WORK ITEM: Copy each line from the listing below where the word "logo" shows up.

# # # # # # #

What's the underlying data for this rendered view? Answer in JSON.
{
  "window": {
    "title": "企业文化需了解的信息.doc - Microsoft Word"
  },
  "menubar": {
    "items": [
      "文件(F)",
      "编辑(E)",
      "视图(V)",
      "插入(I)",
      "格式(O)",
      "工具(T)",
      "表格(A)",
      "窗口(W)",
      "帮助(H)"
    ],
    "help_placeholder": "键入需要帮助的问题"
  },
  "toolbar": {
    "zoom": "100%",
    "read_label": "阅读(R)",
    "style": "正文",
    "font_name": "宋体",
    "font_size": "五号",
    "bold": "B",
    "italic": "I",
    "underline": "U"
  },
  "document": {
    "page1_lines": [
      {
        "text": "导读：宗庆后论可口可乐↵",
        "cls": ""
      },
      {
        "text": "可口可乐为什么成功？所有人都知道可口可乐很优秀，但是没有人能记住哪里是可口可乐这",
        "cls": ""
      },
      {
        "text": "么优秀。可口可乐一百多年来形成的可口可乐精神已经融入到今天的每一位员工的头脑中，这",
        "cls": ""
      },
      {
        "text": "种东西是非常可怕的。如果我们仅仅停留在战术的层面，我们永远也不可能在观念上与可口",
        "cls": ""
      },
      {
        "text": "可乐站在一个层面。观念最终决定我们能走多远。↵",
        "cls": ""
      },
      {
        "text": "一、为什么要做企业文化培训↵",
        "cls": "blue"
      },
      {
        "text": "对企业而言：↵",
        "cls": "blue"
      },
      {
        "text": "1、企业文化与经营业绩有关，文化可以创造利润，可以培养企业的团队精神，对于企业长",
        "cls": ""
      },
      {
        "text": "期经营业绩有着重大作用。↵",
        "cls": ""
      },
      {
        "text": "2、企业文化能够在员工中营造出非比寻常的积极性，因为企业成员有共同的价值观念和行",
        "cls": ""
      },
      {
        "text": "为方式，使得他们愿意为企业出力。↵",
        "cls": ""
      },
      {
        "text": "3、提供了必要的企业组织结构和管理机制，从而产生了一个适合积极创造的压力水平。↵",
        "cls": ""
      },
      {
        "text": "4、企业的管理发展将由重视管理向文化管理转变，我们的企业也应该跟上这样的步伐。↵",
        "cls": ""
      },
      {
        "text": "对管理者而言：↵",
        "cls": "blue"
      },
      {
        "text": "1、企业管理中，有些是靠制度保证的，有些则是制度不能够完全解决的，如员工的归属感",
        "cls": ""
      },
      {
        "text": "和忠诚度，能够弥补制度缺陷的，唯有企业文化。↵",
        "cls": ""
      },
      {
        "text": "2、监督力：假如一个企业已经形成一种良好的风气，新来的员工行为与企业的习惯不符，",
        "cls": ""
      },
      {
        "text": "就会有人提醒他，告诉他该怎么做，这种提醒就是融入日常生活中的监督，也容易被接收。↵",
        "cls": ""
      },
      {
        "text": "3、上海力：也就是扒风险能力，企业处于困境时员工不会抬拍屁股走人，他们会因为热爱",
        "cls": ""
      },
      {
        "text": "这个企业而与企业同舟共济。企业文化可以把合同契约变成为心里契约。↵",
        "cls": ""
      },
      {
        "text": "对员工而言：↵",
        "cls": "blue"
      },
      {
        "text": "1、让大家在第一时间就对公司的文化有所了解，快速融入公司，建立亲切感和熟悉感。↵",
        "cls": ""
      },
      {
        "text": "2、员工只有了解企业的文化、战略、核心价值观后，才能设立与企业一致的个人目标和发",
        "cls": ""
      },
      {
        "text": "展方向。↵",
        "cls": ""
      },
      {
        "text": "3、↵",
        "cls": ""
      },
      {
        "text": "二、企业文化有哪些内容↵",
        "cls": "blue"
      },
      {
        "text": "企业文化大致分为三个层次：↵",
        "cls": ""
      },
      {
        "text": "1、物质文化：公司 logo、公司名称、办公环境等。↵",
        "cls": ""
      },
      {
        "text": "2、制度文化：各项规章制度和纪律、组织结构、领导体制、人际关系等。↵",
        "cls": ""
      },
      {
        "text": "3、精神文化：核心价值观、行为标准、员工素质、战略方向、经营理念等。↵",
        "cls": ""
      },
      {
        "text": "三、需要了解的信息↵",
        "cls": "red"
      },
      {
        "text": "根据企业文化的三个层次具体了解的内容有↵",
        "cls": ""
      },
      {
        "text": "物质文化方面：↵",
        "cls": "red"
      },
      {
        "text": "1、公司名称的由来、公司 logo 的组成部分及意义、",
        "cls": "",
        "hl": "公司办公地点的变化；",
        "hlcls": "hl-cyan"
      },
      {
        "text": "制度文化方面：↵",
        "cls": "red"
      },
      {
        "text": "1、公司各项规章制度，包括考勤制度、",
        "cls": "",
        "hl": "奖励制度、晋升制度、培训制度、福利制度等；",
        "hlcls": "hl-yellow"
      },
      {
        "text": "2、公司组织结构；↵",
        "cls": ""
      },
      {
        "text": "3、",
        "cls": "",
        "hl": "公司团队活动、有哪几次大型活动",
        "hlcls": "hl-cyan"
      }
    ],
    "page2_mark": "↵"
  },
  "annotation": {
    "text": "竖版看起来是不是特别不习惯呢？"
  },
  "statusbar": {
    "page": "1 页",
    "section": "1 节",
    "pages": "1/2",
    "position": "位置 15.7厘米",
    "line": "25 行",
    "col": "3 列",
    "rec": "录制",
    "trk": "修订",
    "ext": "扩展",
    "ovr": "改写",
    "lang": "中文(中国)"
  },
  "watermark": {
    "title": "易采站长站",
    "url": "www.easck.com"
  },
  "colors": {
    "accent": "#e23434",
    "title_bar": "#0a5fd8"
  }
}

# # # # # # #

SOLUTION FOR THIS EXERCISE:
        "text": "1、物质文化：公司 logo、公司名称、办公环境等。↵",
        "text": "1、公司名称的由来、公司 logo 的组成部分及意义、",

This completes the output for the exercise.